The rod 11 'may be provided with a gripping portion 19 for permittin it to be easily manipulated, and any suitab e means, such as a thumb-screw 20 may be rovided to'lock the rod in any desired position with respectto the frame work 21 of the locomotive.
It is seen that the shade of my invention may be so designed and constructed that. it may completely cut off that portion of the beam of light which would otherwise inter-. fere with the vision of an approaching engineer or fireman, but so that It will not out oil that ortion of the beam of light necessary to i luminate the track immediately in front of the locomotive carrying the shaded headlight. In general the under portion of the shade should be of reflective material so as to throw the light down on the track to aid in illuminating the same.
,. Although I have shown and described a shade which in normal position extends only half-way down by the side of the lenses, still I do not limit myself to such a shade, inasmuch as it is evident that in some locations it may be desirable to have a deeper shade, while in other locations it may not be necessary that the shade should extend half-way down; y a
Although I have shown and described a rod for connection to a point on the shade for controlling the same from the cab, still I do not limit myself to the use of a red, as it is evident that an suitable connector may housed.
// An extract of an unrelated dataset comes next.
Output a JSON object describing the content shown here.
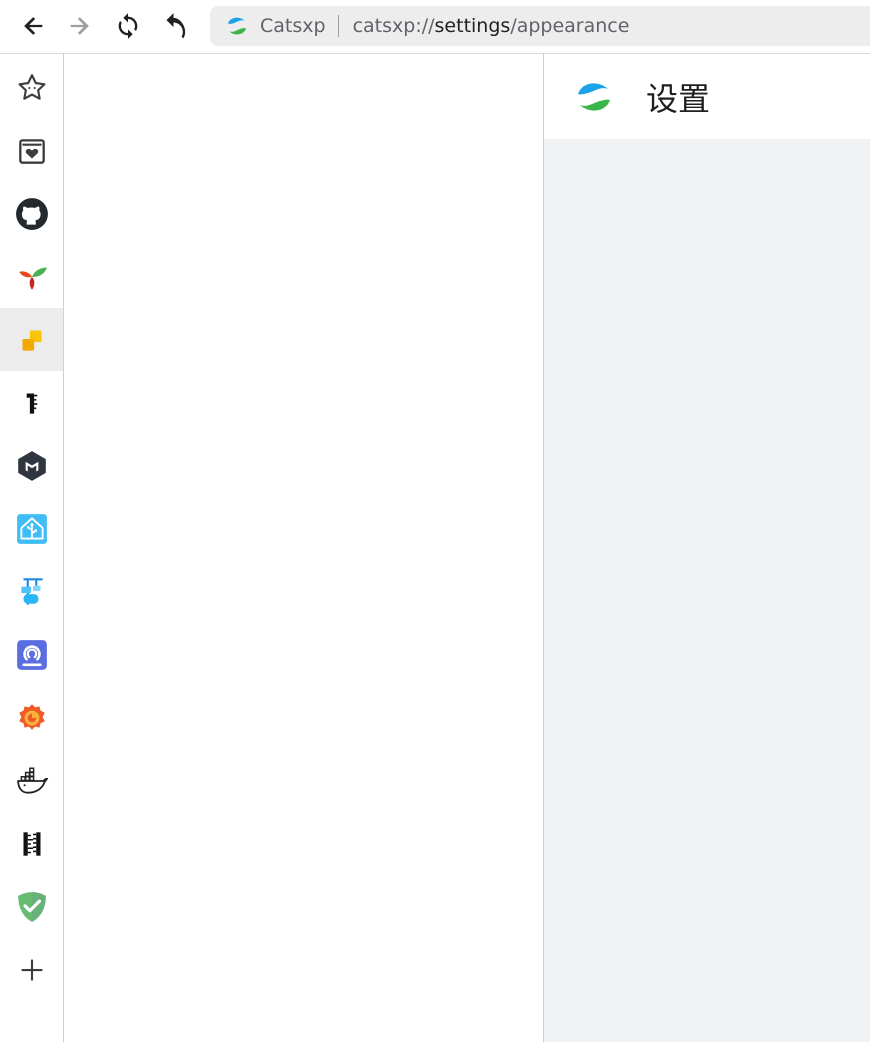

Neither o I limit myself to the use of a thumb-screw for connecting the rod to the shade, as it is evident that the na ture of this connector will depend upon whether it is necessary to easily disconnect the rod from the shade. and other circum stances. Neither do I limit myself to the use of lugs formed on the body portion of the headlight and ears formed on the shade and adapted to e06 crate with theflu s for supportin the sha e," as the manner 0 connecting tlie shade to the body portion of a the headlight will depend upon the size of the shade, its shape, the shape of the headlight and other clrcumstances.
It is evident that any suitable means may be rovidedin the cab for controlling the position of the shade, and this may be in the form of a til'mmb-screw as shown and described, orin the form of a rack or any other suitable device.
Although I have shown and described a shade adapted to be controlled from a dis-. tance by l'neans of a rod or otherwise, still I contemplate also the use of a shade provided with a thumb-screw or other locking device, so that it may be firmly secured in any position without the possibility of being controlled from a distance, as it is evident that this would be the simplest form in headlight to permit the shade to be swun,
downward an amount to partially cut oil the main beam of light, and the side walls portion to prevent the embracing the bod escape of light sldewise past the shade, whereby that portion of the beam of light which is directed horizontally down the track is cut off and that portion thereof which illuminates the trackv immediately in advance of the locomotive is not cut off, substantially as described. I
2. In combination with the forward portion and lens of a headlight, a swinging shade therefor in the form of an apron substantially straight in its longitudinal direction, provided with [downwardly hanging side walls of substantial depth, and of a relatively freflective character on its lower inner face, the shade bein pivoted to the upper portion of the head ight body rearwa'rdly of the lens, and being of such a width that the downwardly hanging side walls extend outward] past the sides of the headlight to permit t e shade to be swung downward an amount to partially cut off the by" that portion of the beam of light which is directed horizontally down the traclr is cut off and is deflected downwardly to 1lluniinate the track immediately in advance of the loconilotive, substantially as described.
. JOHN R. GREEN. Witnesses:
.Cm'rroun BRALY, FRANK M. TATUM.